On the same day that this hearing took place, 21 senators sent a letter to Secretary of State Kerry asking for a detailed report to Congress on human rights abuses committed by security forces in Honduras. The letter stated that the senators had “serious questions regarding the State Department’s certification” that Honduras met the human rights conditions necessary to guarantee U.S. aid for Fiscal Year 2012. It came following reports about ineffective police reform and corruption.

7. Transparency

Specific information about these programs is hard to come by, as there is no country-by-country breakdown of funds in official reports. Chairman Matt Salmon requested the following information:

  • How much funding is being given to each country and how are those allocations being made.
  • If any countries are not receiving any type of CARSI aid at this time and why not.
  • To what extent CARSI aid is tied to demonstrations of political will.
  • How much money the region spends on security for every dollar the United States contributes.
  • How the Department of Defense has supplemented CARSI assistance and what its successes have been so far.

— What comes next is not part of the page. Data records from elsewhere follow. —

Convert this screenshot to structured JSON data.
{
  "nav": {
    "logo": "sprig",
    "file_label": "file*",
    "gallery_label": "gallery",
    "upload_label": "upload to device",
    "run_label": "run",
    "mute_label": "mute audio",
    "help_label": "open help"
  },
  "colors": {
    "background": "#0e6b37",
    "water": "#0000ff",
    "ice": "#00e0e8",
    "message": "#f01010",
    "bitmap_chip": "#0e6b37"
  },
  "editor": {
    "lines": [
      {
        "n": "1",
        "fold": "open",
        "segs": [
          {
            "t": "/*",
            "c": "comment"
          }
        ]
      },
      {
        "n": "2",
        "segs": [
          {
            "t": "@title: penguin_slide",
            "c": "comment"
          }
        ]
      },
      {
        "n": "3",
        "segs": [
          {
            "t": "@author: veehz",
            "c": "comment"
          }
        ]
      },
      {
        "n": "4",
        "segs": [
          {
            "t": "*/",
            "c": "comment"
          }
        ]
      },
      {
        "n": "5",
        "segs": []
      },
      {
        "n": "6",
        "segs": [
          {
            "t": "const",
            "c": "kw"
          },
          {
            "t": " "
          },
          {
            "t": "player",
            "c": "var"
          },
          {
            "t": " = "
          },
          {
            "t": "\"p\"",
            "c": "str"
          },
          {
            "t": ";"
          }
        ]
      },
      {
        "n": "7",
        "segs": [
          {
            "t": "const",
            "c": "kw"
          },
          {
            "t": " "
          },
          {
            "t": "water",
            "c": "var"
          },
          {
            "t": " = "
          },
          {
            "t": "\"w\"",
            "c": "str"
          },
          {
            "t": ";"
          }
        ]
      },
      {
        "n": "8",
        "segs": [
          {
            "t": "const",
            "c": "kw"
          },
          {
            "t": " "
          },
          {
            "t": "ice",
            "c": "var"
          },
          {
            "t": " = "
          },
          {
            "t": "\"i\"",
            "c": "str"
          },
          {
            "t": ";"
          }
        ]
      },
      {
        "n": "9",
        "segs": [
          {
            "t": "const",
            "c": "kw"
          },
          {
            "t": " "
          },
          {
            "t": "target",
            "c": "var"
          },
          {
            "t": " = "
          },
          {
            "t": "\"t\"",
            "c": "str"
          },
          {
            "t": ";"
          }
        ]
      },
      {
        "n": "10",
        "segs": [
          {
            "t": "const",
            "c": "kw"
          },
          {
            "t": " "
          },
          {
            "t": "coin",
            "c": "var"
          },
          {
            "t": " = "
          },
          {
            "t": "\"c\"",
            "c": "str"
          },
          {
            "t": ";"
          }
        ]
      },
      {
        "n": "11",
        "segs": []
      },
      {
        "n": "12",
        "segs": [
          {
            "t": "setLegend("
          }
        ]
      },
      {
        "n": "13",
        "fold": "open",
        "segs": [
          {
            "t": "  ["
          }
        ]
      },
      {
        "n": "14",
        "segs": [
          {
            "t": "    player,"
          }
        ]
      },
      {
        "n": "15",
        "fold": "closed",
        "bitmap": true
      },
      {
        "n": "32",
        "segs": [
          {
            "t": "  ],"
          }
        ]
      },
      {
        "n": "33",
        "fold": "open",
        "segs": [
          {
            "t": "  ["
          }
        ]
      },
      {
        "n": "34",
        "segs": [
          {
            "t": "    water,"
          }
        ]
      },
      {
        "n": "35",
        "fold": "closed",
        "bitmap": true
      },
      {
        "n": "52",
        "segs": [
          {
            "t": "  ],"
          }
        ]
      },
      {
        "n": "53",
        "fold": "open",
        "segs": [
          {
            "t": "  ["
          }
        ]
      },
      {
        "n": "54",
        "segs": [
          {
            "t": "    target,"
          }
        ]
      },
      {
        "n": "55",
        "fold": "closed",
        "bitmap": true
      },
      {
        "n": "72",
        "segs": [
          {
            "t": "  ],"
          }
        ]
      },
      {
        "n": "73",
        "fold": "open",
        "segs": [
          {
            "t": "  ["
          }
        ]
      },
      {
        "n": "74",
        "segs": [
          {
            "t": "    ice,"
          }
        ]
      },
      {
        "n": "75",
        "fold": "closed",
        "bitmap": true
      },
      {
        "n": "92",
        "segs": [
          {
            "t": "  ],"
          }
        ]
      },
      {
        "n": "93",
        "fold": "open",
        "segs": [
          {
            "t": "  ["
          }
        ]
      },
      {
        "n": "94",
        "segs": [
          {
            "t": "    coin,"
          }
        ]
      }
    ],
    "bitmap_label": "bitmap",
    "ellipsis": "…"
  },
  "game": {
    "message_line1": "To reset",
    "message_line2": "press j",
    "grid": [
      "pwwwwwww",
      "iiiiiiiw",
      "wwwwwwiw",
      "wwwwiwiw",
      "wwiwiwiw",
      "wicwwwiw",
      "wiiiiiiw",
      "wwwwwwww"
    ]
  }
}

The trifecta of weak state institutions, an uptick in drug trafficking and violence, and reports of institutional corruption, paired with an increase in U.S. security assistance to Central America, means that the answers to these questions will become increasingly important as Congress and civil society try to evaluate both aid packages.